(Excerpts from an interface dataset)
----------

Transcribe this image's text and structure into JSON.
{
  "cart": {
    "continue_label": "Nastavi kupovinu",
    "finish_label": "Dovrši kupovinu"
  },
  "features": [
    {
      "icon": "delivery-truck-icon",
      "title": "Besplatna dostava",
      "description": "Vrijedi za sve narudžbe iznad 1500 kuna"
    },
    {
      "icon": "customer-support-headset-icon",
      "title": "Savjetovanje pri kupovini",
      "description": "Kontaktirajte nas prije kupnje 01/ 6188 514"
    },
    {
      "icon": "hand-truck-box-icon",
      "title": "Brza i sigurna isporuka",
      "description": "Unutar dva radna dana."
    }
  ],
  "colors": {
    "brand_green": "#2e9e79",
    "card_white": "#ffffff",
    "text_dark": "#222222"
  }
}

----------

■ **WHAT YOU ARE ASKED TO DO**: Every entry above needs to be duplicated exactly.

■ **RESPONSE**:
Transcribe this image's text and structure into JSON.
{
  "cart": {
    "continue_label": "Nastavi kupovinu",
    "finish_label": "Dovrši kupovinu"
  },
  "features": [
    {
      "icon": "delivery-truck-icon",
      "title": "Besplatna dostava",
      "description": "Vrijedi za sve narudžbe iznad 1500 kuna"
    },
    {
      "icon": "customer-support-headset-icon",
      "title": "Savjetovanje pri kupovini",
      "description": "Kontaktirajte nas prije kupnje 01/ 6188 514"
    },
    {
      "icon": "hand-truck-box-icon",
      "title": "Brza i sigurna isporuka",
      "description": "Unutar dva radna dana."
    }
  ],
  "colors": {
    "brand_green": "#2e9e79",
    "card_white": "#ffffff",
    "text_dark": "#222222"
  }
}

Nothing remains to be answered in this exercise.